Ian Kinsler is coming for that ass in a recent interview he did with ESPN The Magazine. Right now you might be asking yourself, “Whose ass?” Then you will reread the title of this entry, and everything all of a sudden makes sense again.
He calls general manager Jon Daniels a “sleazeball” and says he hopes the Rangers go “0-162” this upcoming season. As a fan of Kinsler, I hate to treat him like he’s just any old player — because he’s my favorite baseball player — but that’s more or less exactly what he sounds like in this piece.
He sounds like a dude who’s mad that he got traded.
But since I really have always loved the way Ian plays, and respected the persona he’s maintained away from the field, I’ll give him the benefit of the doubt. So let’s analyze some things he said:
In a moment of veteran pride and defiance of youth, Kinsler declared second his domain. “These guys gotta earn it; that’s what I did,” he says. “I was a 17th-round pick, so there was zero coddling. I had to put myself on the prospect map.” In other words: No kid was taking his job.
“We backed off at that point,” says Jon Daniels, Rangers president of baseball operations and general manager. “We presented it as, ‘We would like you to do this,’ and we left it up to him.”

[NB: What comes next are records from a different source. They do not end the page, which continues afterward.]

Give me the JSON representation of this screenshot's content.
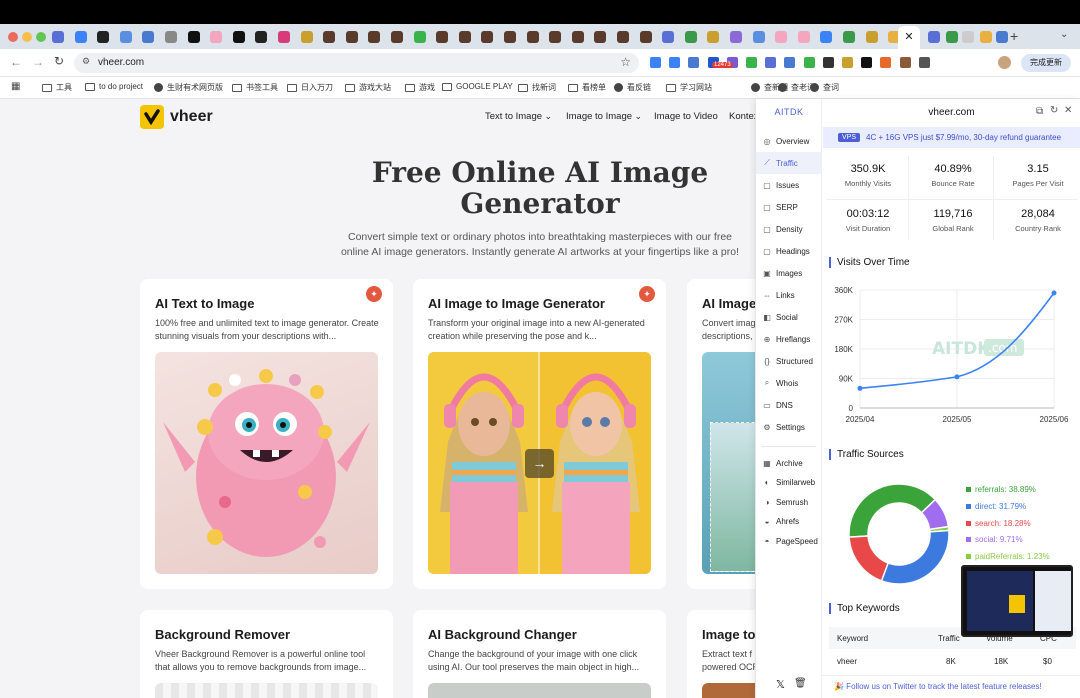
{
  "browser": {
    "url": "vheer.com",
    "update_button": "完成更新",
    "ext_badge": "12473",
    "ext_badge2": "16"
  },
  "bookmarks": [
    {
      "label": "工具",
      "icon": "folder-icon"
    },
    {
      "label": "to do project",
      "icon": "folder-icon"
    },
    {
      "label": "生财有术网页版",
      "icon": "site-icon"
    },
    {
      "label": "书签工具",
      "icon": "folder-icon"
    },
    {
      "label": "日入万刀",
      "icon": "folder-icon"
    },
    {
      "label": "游戏大站",
      "icon": "folder-icon"
    },
    {
      "label": "游戏",
      "icon": "folder-icon"
    },
    {
      "label": "GOOGLE PLAY",
      "icon": "folder-icon"
    },
    {
      "label": "找新词",
      "icon": "folder-icon"
    },
    {
      "label": "看榜单",
      "icon": "folder-icon"
    },
    {
      "label": "看反链",
      "icon": "site-icon"
    },
    {
      "label": "学习网站",
      "icon": "folder-icon"
    },
    {
      "label": "查新词",
      "icon": "site-icon"
    },
    {
      "label": "查老词",
      "icon": "site-icon"
    },
    {
      "label": "查词",
      "icon": "site-icon"
    }
  ],
  "site": {
    "logo_text": "vheer",
    "nav": [
      {
        "label": "Text to Image",
        "dropdown": true
      },
      {
        "label": "Image to Image",
        "dropdown": true
      },
      {
        "label": "Image to Video",
        "dropdown": false
      },
      {
        "label": "Kontex",
        "dropdown": false
      }
    ],
    "hero_title_line1": "Free Online AI Image",
    "hero_title_line2": "Generator",
    "hero_sub_line1": "Convert simple text or ordinary photos into breathtaking masterpieces with our free",
    "hero_sub_line2": "online AI image generators. Instantly generate AI artworks at your fingertips like a pro!",
    "cards": [
      {
        "title": "AI Text to Image",
        "desc": "100% free and unlimited text to image generator. Create stunning visuals from your descriptions with..."
      },
      {
        "title": "AI Image to Image Generator",
        "desc": "Transform your original image into a new AI-generated creation while preserving the pose and k..."
      },
      {
        "title": "AI Image",
        "desc": "Convert imag descriptions,"
      },
      {
        "title": "Background Remover",
        "desc": "Vheer Background Remover is a powerful online tool that allows you to remove backgrounds from image..."
      },
      {
        "title": "AI Background Changer",
        "desc": "Change the background of your image with one click using AI. Our tool preserves the main object in high..."
      },
      {
        "title": "Image to",
        "desc": "Extract text f powered OCR"
      }
    ]
  },
  "panel": {
    "brand": "AITDK",
    "domain": "vheer.com",
    "ad_badge": "VPS",
    "ad_text": "4C + 16G VPS just $7.99/mo, 30-day refund guarantee",
    "nav": [
      "Overview",
      "Traffic",
      "Issues",
      "SERP",
      "Density",
      "Headings",
      "Images",
      "Links",
      "Social",
      "Hreflangs",
      "Structured",
      "Whois",
      "DNS",
      "Settings"
    ],
    "nav_active": "Traffic",
    "tools": [
      "Archive",
      "Similarweb",
      "Semrush",
      "Ahrefs",
      "PageSpeed"
    ],
    "metrics": [
      {
        "value": "350.9K",
        "label": "Monthly Visits"
      },
      {
        "value": "40.89%",
        "label": "Bounce Rate"
      },
      {
        "value": "3.15",
        "label": "Pages Per Visit"
      },
      {
        "value": "00:03:12",
        "label": "Visit Duration"
      },
      {
        "value": "119,716",
        "label": "Global Rank"
      },
      {
        "value": "28,084",
        "label": "Country Rank"
      }
    ],
    "visits_title": "Visits Over Time",
    "sources_title": "Traffic Sources",
    "keywords_title": "Top Keywords",
    "watermark": "AITDK",
    "watermark_suffix": ".com",
    "keyword_headers": [
      "Keyword",
      "Traffic",
      "Volume",
      "CPC"
    ],
    "keyword_rows": [
      {
        "keyword": "vheer",
        "traffic": "8K",
        "volume": "18K",
        "cpc": "$0"
      }
    ],
    "footer_text": "🎉 Follow us on Twitter to track the latest feature releases!"
  },
  "chart_data": [
    {
      "type": "line",
      "title": "Visits Over Time",
      "x": [
        "2025/04",
        "2025/05",
        "2025/06"
      ],
      "series": [
        {
          "values": [
            60000,
            95000,
            350900
          ]
        }
      ],
      "ylim": [
        0,
        360000
      ],
      "yticks": [
        "0",
        "90K",
        "180K",
        "270K",
        "360K"
      ],
      "grid": true,
      "color": "#3b82f6"
    },
    {
      "type": "pie",
      "title": "Traffic Sources",
      "donut": true,
      "slices": [
        {
          "name": "referrals",
          "value": 38.89,
          "label": "referrals: 38.89%",
          "color": "#3aa33a"
        },
        {
          "name": "direct",
          "value": 31.79,
          "label": "direct: 31.79%",
          "color": "#3d7ae0"
        },
        {
          "name": "search",
          "value": 18.28,
          "label": "search: 18.28%",
          "color": "#e84848"
        },
        {
          "name": "social",
          "value": 9.71,
          "label": "social: 9.71%",
          "color": "#a06cf0"
        },
        {
          "name": "paidReferrals",
          "value": 1.23,
          "label": "paidReferrals: 1.23%",
          "color": "#88cc44"
        }
      ],
      "legend": "right"
    }
  ]
}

In the real world, if you are an employee of a big business, and your boss recommended you do something, odds are you would probably do it. Right? It seems more than fair of Jon Daniels and the Rangers to give the employee the final decision on which position he wants to play. I understand he’s a veteran, and he certainly had to earn his place in baseball, but at this (declining) stage of Ian Kinsler’s career, if Jurickson Profar playing second base with Kinsler at first would have made the team better… that’s what should have been on top of Ian’s priorities. I thought he was that kind of player. Winning over all.
“Nolan put us on the map. He brought respect to the organization,” Kinsler says. By 2012, that reputation was fading. “I saw the two World Series teams, and the way we played, the toughness we had as a team, it had started to move away from that … It’s weird. In the past four years, Texas has been at the top, but no one says, ‘What a great organization.'”
Actually, I’ve read and heard many intelligent baseball minds laud Jon Daniels and the Rangers as a first-class organization. And the proof is self-evident: The Rangers and Rays are the only two teams in baseball to win 90 or more games each of the last four seasons. An organization can’t maintain such elite consistency if they haven’t been doing a lot of shit right. The Rangers, in spite of the alleged rift between Daniels and Nolan Ryan, have arguably been the American League’s most successful franchise over the last half-decade.
As far as Ian praising Nolan for bringing “respect” and “toughness” to the club, I understand, but I can’t bring myself to support the sentiment. I’ve always felt the pro-Nolan, anti-Daniels people have a way of conveniently omitting the fact that Jon Daniels established the Rangers’ future in 2007, a year before Nolan was in the front office. Daniels did so by trading Mark Teixeira for Jarrod Saltalamacchia, Elvis Andrus, Matt Harrison and Neftali Feliz, and flipping Eric Gagñe for David Murphy, Kason Gabbard and Engel Beltre.
Basically, the idea that Nolan’s intangibles exceed the value of some brilliant Daniels’ trades is not only misguided, but it’s kinda blatantly slapping logic in the face. If that was a way for Ian to get across his message that I don’t really like Jon Daniels, I get it. But that doesn’t mean it makes sense.
In the end, I think I’m just disappointed that it had to come to this. Obviously Kins is and always will be one of my guys… I can’t hate him for speaking his version of the truth. But, what it really comes down to, is I’m a Ranger fan before I’m a Kinsler fan. Ian can still be my favorite player — playing in a different uniform — but when he’s in Texas I hope he goes 0-15 with 15 strikeouts. I hope he does well, just not at the expense of my favorite team.
I could keep writing, but I’m not going to keep writing. Adam Morris, I think, sums it up best:
The comments, from a guy who was one of the key pieces of the best Ranger teams ever, are very disappointing, and as a fan of the Rangers and Kinsler, I wish he’d not said it.